+++ Material provided
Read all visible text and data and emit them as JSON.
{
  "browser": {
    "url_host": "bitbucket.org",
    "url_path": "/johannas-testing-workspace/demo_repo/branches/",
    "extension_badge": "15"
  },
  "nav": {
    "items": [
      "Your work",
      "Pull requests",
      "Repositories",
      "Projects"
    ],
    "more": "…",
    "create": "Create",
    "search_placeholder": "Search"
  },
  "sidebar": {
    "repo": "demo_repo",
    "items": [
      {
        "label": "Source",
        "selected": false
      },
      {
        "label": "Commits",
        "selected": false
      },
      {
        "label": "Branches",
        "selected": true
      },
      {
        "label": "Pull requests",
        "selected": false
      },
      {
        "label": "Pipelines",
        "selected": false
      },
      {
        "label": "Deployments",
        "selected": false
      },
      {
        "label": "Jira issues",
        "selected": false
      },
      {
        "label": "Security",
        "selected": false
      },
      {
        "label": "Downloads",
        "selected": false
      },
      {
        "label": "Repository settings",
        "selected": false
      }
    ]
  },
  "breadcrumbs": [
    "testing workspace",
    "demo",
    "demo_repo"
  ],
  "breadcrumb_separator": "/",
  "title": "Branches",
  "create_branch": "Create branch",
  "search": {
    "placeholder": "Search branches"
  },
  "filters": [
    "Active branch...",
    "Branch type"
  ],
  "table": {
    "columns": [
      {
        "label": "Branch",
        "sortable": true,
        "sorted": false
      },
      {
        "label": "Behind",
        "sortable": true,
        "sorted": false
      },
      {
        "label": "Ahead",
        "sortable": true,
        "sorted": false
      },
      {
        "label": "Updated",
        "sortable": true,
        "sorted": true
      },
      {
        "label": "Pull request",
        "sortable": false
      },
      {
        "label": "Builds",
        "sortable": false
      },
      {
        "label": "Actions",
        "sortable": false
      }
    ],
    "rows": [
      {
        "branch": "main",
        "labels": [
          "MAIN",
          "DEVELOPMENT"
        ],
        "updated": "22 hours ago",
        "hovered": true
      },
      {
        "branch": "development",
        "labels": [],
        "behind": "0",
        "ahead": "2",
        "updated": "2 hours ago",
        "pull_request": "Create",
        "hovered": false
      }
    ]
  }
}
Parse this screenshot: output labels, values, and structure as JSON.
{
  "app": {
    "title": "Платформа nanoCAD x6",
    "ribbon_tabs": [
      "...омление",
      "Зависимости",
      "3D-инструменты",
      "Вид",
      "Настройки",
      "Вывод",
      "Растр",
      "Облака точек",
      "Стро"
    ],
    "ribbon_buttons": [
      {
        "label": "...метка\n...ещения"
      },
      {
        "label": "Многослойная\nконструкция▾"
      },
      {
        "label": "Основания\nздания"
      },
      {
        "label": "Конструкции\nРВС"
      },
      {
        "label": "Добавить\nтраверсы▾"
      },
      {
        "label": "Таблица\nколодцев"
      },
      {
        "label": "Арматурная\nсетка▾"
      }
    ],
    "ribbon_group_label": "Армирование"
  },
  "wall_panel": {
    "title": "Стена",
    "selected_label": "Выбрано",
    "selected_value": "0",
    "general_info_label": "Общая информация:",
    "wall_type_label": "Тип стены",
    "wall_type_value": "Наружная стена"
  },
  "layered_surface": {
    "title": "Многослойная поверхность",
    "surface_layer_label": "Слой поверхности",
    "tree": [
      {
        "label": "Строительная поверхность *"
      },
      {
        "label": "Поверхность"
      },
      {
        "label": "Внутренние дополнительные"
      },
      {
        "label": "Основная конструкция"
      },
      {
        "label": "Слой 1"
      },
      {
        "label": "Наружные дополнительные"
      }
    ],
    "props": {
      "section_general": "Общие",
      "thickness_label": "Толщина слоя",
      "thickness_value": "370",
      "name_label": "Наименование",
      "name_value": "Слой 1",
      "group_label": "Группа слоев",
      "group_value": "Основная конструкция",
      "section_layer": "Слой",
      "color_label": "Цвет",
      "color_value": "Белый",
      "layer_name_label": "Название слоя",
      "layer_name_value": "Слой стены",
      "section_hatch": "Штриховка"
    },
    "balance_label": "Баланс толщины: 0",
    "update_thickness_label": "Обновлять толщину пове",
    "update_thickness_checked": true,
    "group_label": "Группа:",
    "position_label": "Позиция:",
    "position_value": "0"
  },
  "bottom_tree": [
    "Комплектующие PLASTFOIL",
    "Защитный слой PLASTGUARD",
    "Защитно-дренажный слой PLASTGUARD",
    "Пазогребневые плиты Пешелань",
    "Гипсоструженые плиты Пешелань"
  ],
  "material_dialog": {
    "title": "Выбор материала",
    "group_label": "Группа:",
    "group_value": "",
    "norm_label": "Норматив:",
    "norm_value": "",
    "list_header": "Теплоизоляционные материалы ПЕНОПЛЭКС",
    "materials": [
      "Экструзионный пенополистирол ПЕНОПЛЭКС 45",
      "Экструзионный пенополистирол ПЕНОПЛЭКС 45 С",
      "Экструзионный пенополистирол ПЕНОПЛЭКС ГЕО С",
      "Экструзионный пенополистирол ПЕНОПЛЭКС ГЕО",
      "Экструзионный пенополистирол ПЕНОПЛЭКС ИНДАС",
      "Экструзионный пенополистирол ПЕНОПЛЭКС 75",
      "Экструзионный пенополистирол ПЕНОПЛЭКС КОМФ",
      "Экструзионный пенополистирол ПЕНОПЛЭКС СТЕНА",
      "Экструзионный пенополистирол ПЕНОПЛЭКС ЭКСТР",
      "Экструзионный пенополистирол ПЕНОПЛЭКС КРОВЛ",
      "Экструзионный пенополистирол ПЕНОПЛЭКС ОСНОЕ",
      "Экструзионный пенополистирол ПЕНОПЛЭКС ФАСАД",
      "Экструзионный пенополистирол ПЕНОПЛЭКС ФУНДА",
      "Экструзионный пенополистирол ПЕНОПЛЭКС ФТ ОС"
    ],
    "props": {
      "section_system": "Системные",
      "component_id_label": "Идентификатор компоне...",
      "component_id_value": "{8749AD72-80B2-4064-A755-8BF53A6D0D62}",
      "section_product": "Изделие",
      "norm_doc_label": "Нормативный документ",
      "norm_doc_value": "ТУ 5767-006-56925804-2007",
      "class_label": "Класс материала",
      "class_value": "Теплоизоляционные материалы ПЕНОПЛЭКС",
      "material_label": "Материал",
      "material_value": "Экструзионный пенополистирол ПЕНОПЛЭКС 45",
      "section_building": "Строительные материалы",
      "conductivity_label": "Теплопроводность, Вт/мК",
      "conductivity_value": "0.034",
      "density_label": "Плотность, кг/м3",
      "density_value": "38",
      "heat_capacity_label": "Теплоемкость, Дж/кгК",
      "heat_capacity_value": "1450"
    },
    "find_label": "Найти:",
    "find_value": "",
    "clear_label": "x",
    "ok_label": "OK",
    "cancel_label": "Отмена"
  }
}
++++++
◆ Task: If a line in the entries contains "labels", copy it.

◆ Response:
        "labels": [
        "labels": [],
Parse this screenshot: output labels, values, and structure as JSON.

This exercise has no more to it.